Hohenstaufen Quartet is fine finale for Rilling
Terry McQuilkin From The Register-Guard July 15, 2013 It was fitting that the final chamber music concert of the 44th Oregon Bach Festival — Helmuth Rilling’s last as artistic director —featured two members of the Rilling family. The Hohenstaufen Quartet (named after the family’s hilltop retreat) includes Helmuth’s daughters, violinist Rahel and violist Sara Rilling, and a pair of brothers, violinist Gabriel and cellist Dávid Adorján. Only two compositions were on the agenda the quartet brought to the University of Oregon’s Beall Concert Hall on Saturday evening, both of them very much part of the standard repertoire, which wasn’t surprising, given this year’s emphasis on major works in the musical canon. The program opened with Franz Schubert’s String Quartet in A minor, D. 804 (“Rosamunde”), written four years before the composer’s death. The four musicians proved effective collaborators in bringing out the opening movement’s intense pathos and emotional volatility, as well as the gentle lyricism found in all four movements, particularly the songlike second, whose main melody was taken from incidental music Schubert had written for Helmina von Chézy’s play, “Rosamunde.” Rahel Rilling, sitting in the first violinist’s chair, had frequent opportunities to demonstrate her warm, vibrant tone and expressive phrasing, though all four deserve high marks for their fervent playing and sensitivity. Schubert’s chamber music can be a bit perilous, as the composer had a habit of writing passages where two players have to play in unison or an octave apart, thus exposing even the smallest tuning imprecision.
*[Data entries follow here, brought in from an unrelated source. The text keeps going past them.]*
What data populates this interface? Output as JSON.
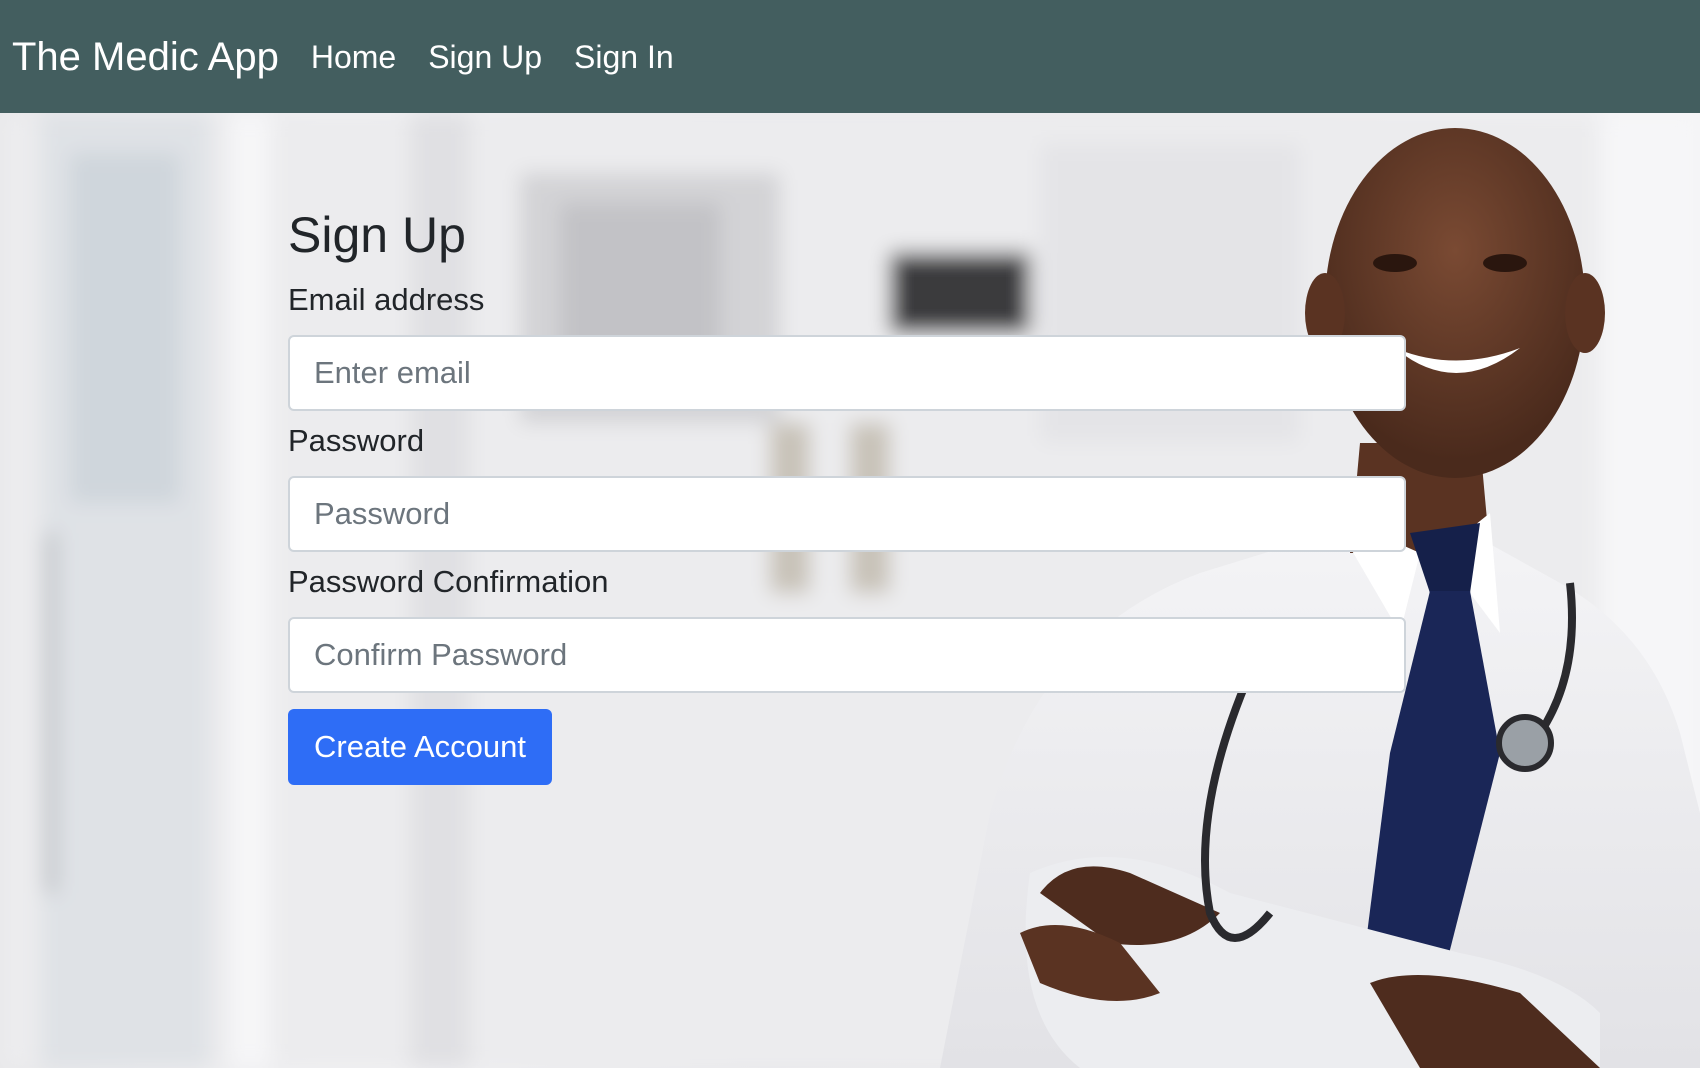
{
  "nav": {
    "brand": "The Medic App",
    "links": [
      "Home",
      "Sign Up",
      "Sign In"
    ]
  },
  "form": {
    "title": "Sign Up",
    "email_label": "Email address",
    "email_placeholder": "Enter email",
    "password_label": "Password",
    "password_placeholder": "Password",
    "confirm_label": "Password Confirmation",
    "confirm_placeholder": "Confirm Password",
    "submit_label": "Create Account"
  },
  "colors": {
    "navbar": "#435e5f",
    "primary_button": "#2e6df6"
  }
}
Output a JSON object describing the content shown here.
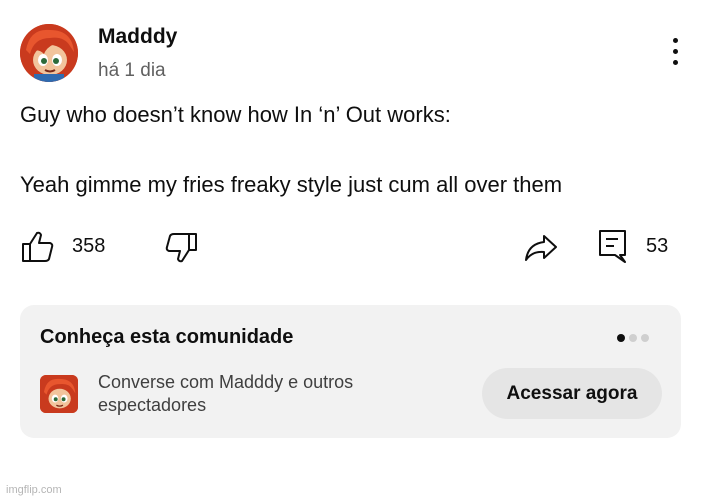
{
  "comment": {
    "author": "Madddy",
    "timestamp": "há 1 dia",
    "line1": "Guy who doesn’t know how In ‘n’ Out works:",
    "line2": "Yeah gimme my fries freaky style just cum all over them"
  },
  "actions": {
    "likes": "358",
    "replies": "53",
    "like_icon": "thumbs-up-icon",
    "dislike_icon": "thumbs-down-icon",
    "share_icon": "share-icon",
    "reply_icon": "comment-icon"
  },
  "community_card": {
    "title": "Conheça esta comunidade",
    "description": "Converse com Madddy e outros espectadores",
    "button_label": "Acessar agora",
    "pager_total": 3,
    "pager_active": 1
  },
  "watermark": "imgflip.com",
  "colors": {
    "avatar_red": "#d84a2a",
    "card_bg": "#f2f2f2",
    "button_bg": "#e5e5e5",
    "secondary_text": "#606060"
  }
}
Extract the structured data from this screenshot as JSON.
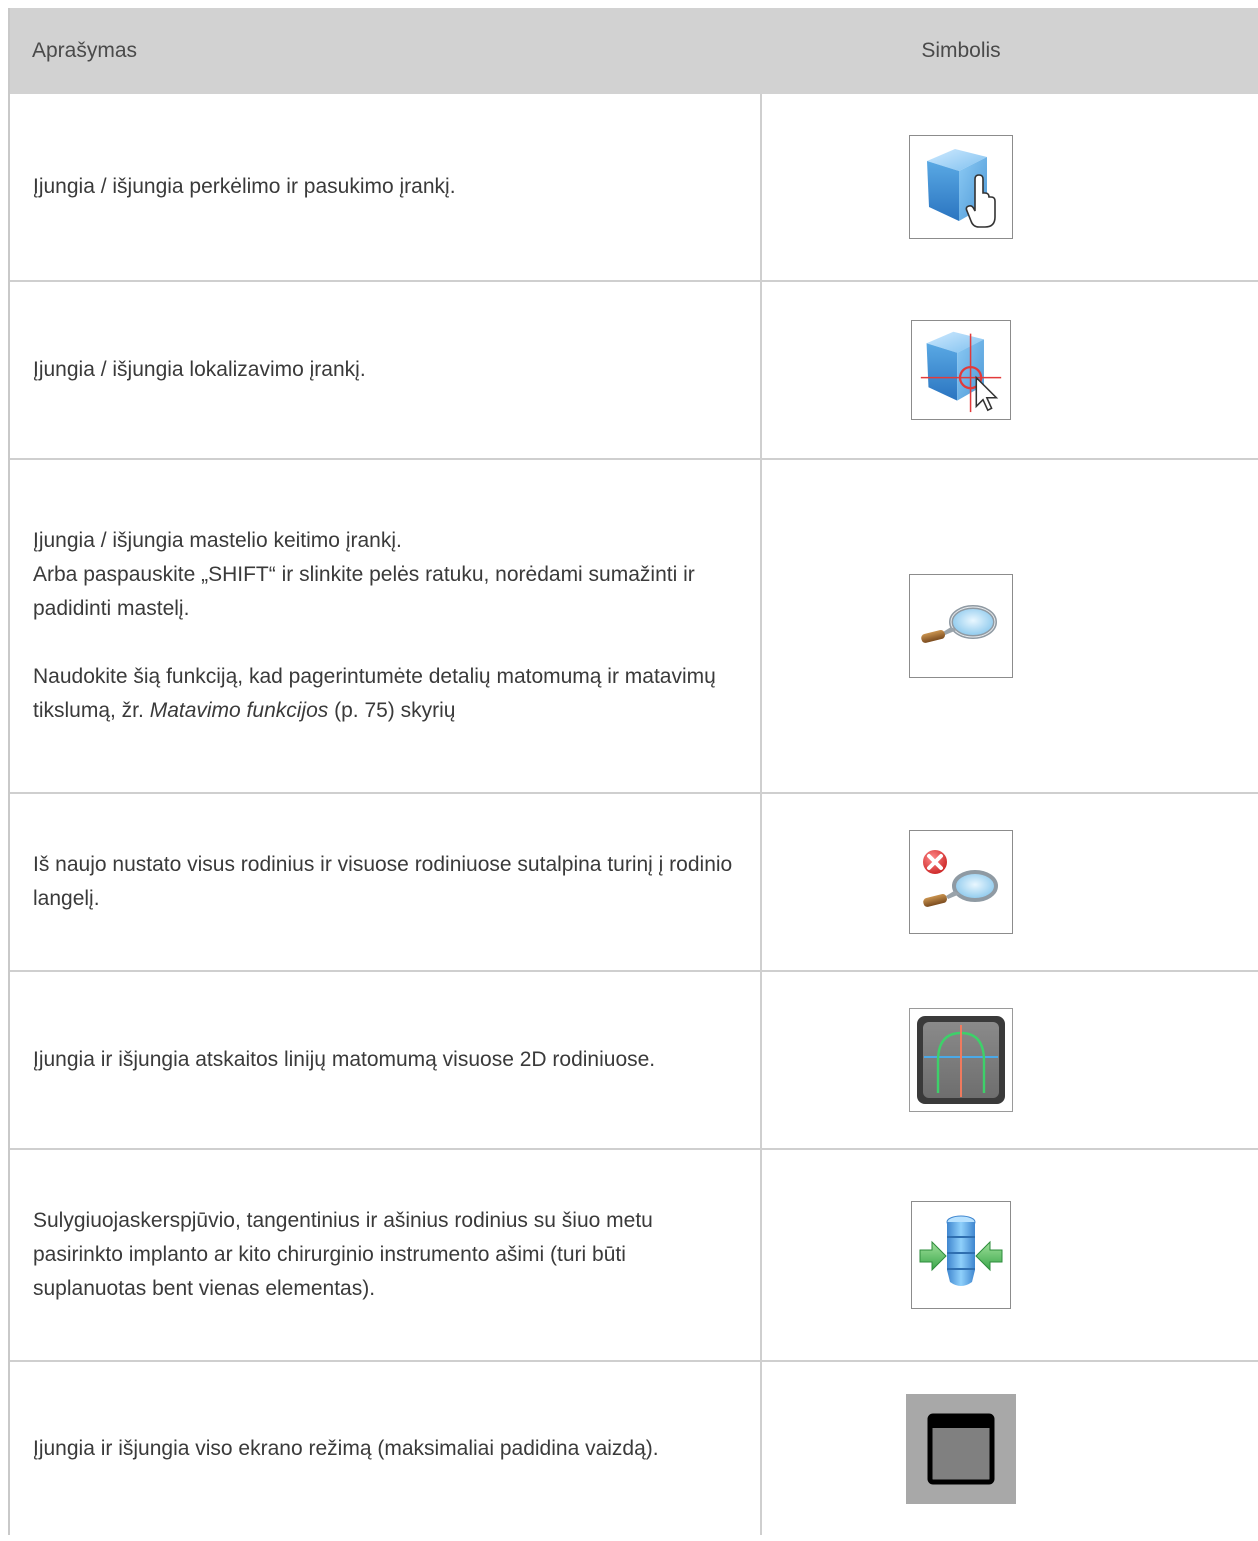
{
  "header": {
    "description_col": "Aprašymas",
    "symbol_col": "Simbolis"
  },
  "rows": [
    {
      "text": "Įjungia / išjungia perkėlimo ir pasukimo įrankį.",
      "icon": "move-rotate-cube-hand-icon"
    },
    {
      "text": "Įjungia / išjungia lokalizavimo įrankį.",
      "icon": "localize-cube-crosshair-icon"
    },
    {
      "line1": "Įjungia / išjungia mastelio keitimo įrankį.",
      "line2": "Arba paspauskite „SHIFT“ ir slinkite pelės ratuku, norėdami sumažinti ir padidinti mastelį.",
      "para2_before": "Naudokite šią funkciją, kad pagerintumėte detalių matomumą ir matavimų tikslumą, žr. ",
      "para2_link": "Matavimo funkcijos",
      "para2_after": " (p. 75) skyrių",
      "icon": "zoom-magnifier-icon"
    },
    {
      "text": "Iš naujo nustato visus rodinius ir visuose rodiniuose sutalpina turinį į rodinio langelį.",
      "icon": "reset-zoom-magnifier-icon"
    },
    {
      "text": "Įjungia ir išjungia atskaitos linijų matomumą visuose 2D rodiniuose.",
      "icon": "reference-lines-icon"
    },
    {
      "text": "Sulygiuojaskerspjūvio, tangentinius ir ašinius rodinius su šiuo metu pasirinkto implanto ar kito chirurginio instrumento ašimi (turi būti suplanuotas bent vienas elementas).",
      "icon": "align-implant-axis-icon"
    },
    {
      "text": "Įjungia ir išjungia  viso ekrano režimą (maksimaliai padidina vaizdą).",
      "icon": "fullscreen-window-icon"
    }
  ]
}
And there were a few passages of tuning imperfection, as well as some rhythmically asynchronous moments. Given that the Hohenstaufen is not a full-time quartet, that isn’t entirely surprising. It takes many, many hours of rehearsing and performing for four players to develop the kind of unanimity of approach that the top tier quartets achieve. With that in mind, I’m impressed that the foursome made such a cogent case for the A-minor Quartet. After intermission, the players returned to offer Antonín Dvorák’s Quartet in F, op. 96 (“American”). To this most popular of the composer’s string quartets, the Hohenstaufen brought the same level of zeal and urgency that they had put into the Schubert piece. Happily, intonation problems seemed to be less frequent. The Czech composer wrote the quartet during his residency in the United States while serving as director of the newly founded National Conservatory. Folklike melodies have confirmed to many writers the “American” influences (real or assumed) of the piece. The simple tune that forms the basis of the slow second movement (several of the work’s melodies are based on pentatonic, or five-note, scales) gave Gabriel Adorján, who played first violin this time, a chance to demonstrate his pure sound and poetic phrasing. The ensemble brought a good deal of energy and dynamism to the faster movements, particularly the third (“Molto vivace”) and the finale (“Vivace ma non troppo”). An as encore, the quartet offered one of Astor Piazzolla’s most beloved compositions, an arrangement of “Adiós Nonino,” which they delivered with the right mix of rhythmic drive, lyricism and sentimentality. Terry McQuilkin, an adjunct instructor of composition at the University of Oregon, reviews classical music for The Register-Guard.